Length of Mist Trail: 3 to 7 miles 
Best time to do: April to July 
Start Point: Happy Isles Trailhead

Fiery Furnace 

The Fiery Furnace is one of the best hikes in Arches National Park in Utah. This hike takes you into a labyrinth of sandstone fins, arches, and canyons that resemble a fiery furnace. The hike is fun and adventurous but requires some navigation and scrambling skills. You will also need a permit or a ranger-guided tour to enter the area. 

Length of Fiery Furnace: 3 miles 
Best time to do: March to May or September to November 
Start Point: Fiery Furnace Parking Area

Precipice Trail 

The Precipice Trail is one of the most exciting and challenging hikes in Acadia National Park in Maine. This hike takes you to the summit of Champlain Mountain, the second-highest peak in the park, via a steep and exposed route that involves iron rungs, ladders, and railings. The views from the top are spectacular and rewarding. 
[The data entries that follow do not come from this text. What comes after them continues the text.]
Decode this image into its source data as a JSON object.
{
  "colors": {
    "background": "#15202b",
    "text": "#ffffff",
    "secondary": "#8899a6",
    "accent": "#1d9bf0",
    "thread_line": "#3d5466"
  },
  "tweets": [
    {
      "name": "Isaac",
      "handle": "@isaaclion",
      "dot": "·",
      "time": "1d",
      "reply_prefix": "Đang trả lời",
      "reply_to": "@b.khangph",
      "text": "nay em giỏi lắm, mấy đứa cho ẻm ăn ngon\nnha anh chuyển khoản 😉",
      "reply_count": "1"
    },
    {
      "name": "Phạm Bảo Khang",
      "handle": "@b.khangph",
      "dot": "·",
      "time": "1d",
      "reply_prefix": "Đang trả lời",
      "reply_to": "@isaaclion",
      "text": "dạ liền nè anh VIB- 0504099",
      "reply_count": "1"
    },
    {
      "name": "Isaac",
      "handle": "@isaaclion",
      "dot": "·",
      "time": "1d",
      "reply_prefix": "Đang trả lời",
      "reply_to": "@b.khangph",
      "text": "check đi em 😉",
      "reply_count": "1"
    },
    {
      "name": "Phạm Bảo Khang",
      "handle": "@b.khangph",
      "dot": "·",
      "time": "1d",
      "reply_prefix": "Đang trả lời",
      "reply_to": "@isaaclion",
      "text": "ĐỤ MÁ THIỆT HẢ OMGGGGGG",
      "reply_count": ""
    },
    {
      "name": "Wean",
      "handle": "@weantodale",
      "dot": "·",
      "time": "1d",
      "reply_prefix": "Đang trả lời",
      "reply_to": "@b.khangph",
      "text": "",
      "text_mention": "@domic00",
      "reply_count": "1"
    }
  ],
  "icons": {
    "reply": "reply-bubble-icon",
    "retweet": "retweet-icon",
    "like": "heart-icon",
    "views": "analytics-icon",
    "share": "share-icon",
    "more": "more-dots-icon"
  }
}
Length of Precipice Trail: 2.5 miles 
Best time to do: June to October 
Start Point: Precipice Trail Parking Area

How to Choose the Perfect Trail for Your Run

How To Picking The Right Trail


These are just some of the many amazing hikes that you can find in the US. You will find it here whether you are looking for a short and easy stroll, a challenging and rewarding climb, or a multi-day backpacking adventure. Hiking is a great way to explore the natural beauty and diversity of the US and improve your physical and mental health. So what are you waiting for? Grab your hiking boots, pack your snacks, and get ready to hit the trails. You will not regret it. Happy hiking!

Share & Spread the love